Candidates for the Welsh Calvinistic Methodist Connexional ministry were compelled to shift for themselves until 1837, when Lewis Edwards (1809–1887) and David Charles (1812–1878) opened a school for young men at Bala. North and South alike adopted it as their college, the associations contributing a hundred guineas each towards the education of their students. In 1842, the South Wales Association opened a college at Trevecca in the old home of Howell Harris. The Rev. David Charles became principal of Trevecca (from 1842 to 1863), and the Rev. Lewis Edwards of Bala. After the death of Dr Lewis Edwards, Dr. Thomas Charles Edwards resigned the principalship of the University College at Aberystwyth to become head of Bala (1891), now a purely theological college, the students of which were sent to the university colleges for their classical training.

In 1872, a Harris Memorial Chapel was added to Trefeca, designed by R. G. Thomas of Menai Bridge. The building is now Coleg Trefeca, a lay training centre for the Presbyterian Church of Wales.[5]
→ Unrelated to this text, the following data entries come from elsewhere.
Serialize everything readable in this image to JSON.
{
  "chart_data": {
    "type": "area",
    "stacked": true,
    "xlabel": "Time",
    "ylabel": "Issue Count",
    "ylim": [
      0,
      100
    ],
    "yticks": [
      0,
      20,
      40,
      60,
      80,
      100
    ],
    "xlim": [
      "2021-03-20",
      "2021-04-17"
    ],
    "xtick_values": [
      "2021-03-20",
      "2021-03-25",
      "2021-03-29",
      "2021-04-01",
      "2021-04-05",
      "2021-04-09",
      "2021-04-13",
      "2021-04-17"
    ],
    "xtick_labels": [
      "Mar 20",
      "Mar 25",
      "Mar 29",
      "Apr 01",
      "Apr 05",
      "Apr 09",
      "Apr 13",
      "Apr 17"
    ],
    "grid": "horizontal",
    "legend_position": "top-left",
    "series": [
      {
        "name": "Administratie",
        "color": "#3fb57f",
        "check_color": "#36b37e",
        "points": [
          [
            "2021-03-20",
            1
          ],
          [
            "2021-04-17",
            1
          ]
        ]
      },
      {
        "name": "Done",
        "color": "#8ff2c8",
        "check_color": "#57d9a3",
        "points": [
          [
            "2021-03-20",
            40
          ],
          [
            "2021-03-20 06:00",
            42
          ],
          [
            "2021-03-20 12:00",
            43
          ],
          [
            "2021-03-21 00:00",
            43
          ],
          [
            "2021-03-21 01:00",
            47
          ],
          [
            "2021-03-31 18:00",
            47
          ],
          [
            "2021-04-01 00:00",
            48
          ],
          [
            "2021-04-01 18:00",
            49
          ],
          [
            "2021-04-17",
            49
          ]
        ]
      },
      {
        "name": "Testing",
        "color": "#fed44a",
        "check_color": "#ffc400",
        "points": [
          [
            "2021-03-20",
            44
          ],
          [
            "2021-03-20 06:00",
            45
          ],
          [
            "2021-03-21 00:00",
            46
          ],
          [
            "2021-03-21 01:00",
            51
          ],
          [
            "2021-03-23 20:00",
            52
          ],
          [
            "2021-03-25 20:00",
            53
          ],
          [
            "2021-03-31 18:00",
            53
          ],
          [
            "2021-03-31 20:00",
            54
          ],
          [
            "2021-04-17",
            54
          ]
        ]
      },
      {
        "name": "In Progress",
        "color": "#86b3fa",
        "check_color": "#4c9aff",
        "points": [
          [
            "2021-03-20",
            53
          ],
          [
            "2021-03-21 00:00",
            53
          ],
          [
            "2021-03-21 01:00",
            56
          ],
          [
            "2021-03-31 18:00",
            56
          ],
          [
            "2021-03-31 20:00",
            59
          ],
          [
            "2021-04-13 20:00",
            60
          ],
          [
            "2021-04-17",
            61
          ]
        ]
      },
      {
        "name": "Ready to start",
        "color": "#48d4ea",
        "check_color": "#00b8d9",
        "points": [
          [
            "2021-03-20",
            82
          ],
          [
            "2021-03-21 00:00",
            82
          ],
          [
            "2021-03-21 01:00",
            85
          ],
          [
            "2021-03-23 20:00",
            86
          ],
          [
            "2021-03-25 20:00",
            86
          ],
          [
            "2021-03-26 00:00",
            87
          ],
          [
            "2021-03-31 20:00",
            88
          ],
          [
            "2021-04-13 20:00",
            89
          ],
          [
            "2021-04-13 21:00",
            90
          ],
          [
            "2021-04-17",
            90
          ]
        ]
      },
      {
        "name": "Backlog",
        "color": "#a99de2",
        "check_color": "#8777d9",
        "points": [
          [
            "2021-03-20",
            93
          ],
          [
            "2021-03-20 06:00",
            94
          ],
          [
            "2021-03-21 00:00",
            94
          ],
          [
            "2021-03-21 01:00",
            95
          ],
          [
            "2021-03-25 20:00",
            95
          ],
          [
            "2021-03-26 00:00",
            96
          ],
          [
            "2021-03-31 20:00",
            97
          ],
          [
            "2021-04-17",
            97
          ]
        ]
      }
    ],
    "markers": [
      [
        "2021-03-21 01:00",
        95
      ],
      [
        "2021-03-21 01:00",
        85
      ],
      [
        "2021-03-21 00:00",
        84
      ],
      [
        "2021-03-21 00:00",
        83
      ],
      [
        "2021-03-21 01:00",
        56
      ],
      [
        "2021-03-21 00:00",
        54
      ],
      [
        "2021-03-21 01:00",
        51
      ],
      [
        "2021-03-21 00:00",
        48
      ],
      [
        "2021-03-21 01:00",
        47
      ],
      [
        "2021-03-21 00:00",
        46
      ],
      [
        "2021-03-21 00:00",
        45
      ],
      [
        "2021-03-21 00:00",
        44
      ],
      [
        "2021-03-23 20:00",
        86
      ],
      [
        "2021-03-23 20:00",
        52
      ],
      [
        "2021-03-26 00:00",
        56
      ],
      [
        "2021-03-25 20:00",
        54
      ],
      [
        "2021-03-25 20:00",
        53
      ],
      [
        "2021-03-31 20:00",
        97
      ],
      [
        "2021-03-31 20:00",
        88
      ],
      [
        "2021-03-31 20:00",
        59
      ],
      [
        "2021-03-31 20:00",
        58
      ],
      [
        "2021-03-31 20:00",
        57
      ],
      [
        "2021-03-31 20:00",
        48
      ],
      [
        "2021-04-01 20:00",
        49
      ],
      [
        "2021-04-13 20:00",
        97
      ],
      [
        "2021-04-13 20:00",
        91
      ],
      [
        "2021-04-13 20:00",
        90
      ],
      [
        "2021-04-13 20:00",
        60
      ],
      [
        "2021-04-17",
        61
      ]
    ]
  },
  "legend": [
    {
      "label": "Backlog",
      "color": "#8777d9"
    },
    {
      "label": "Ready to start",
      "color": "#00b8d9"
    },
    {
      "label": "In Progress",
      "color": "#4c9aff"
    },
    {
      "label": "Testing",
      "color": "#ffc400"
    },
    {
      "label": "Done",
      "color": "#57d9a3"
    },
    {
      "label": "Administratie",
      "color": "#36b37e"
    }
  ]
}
In 1905 David Davies of Llandinam, one of the leading laymen in the Connexion, offered a large building at Aberystwyth as a gift to the denomination for the purpose of uniting North and South in one theological college; but in the event of either association declining the proposal, the other was permitted to take possession, giving the association that should decline the option of joining at a later time. The Association of the South accepted, and that of the North declined, the offer; Trevecca College was turned into a preparatory school on the lines of a similar institution set up at Bala in 1891.[6] In 1906 this became the United Theological College in Aberystwyth under its Principal Owen Prys.[7][8]

Howell Harris Museum[edit]

The Howell Harris Museum is located at Coleg Trefeca. Open by appointment, the exhibits focus on the life of Howell Harris and the community of Teulu Trefeca that he founded.[9]

See also[edit]


  1. ^ Morgan, Derec Llwyd. "Harris, Howel". Oxford Dictionary of National Biography (online ed.). Oxford University Press. doi:10.1093/ref:odnb/12392. (Subscription or UK public library membership required.)
  2. ^ a b "The city of Cambridge: Theological colleges | British History Online".
  3. ^ Dissenting Academies Online: The Countess of Huntingdon's College, Trevecka (1768-1791), accessed 3 April 2016
  4. ^ "History - Westminster College History Westminster College".
  5. ^ "Coleg Trefeca". The Presbyterian Church of Wales. Retrieved 6 March 2020.
  6. ^  One or more of the preceding sentences incorporates text from a publication now in the public domainJenkins, D. E. (1911). "Calvinistic Methodists". In Chisholm, Hugh (ed.). Encyclopædia Britannica. Vol. 5 (11th ed.). Cambridge University Press. pp. 77–78.
  7. ^ D. Ben Rees (ed), Vehicles of Grace and Hope: Welsh Missionaries in India, 1800-1970, William Carey Library (2002) - Google Books pg 175
  8. ^ John Venn (ed), Alumni Cantabrigienses: A Biographical List of All Known Students, Graduates and Holders of Office at the University of Cambridge from the Earliest Times to 1900: Volume 2 From 1752 to 1900, Cambridge University Press (2011) - Google Books pg 213
  9. ^ Methodist Heritage: Howell Harris Museum, accessed 3 July 2016

External links[edit]

Coordinates: 51°58′52″N 3°14′52″W / 51.9811°N 3.2478°W / 51.9811; -3.2478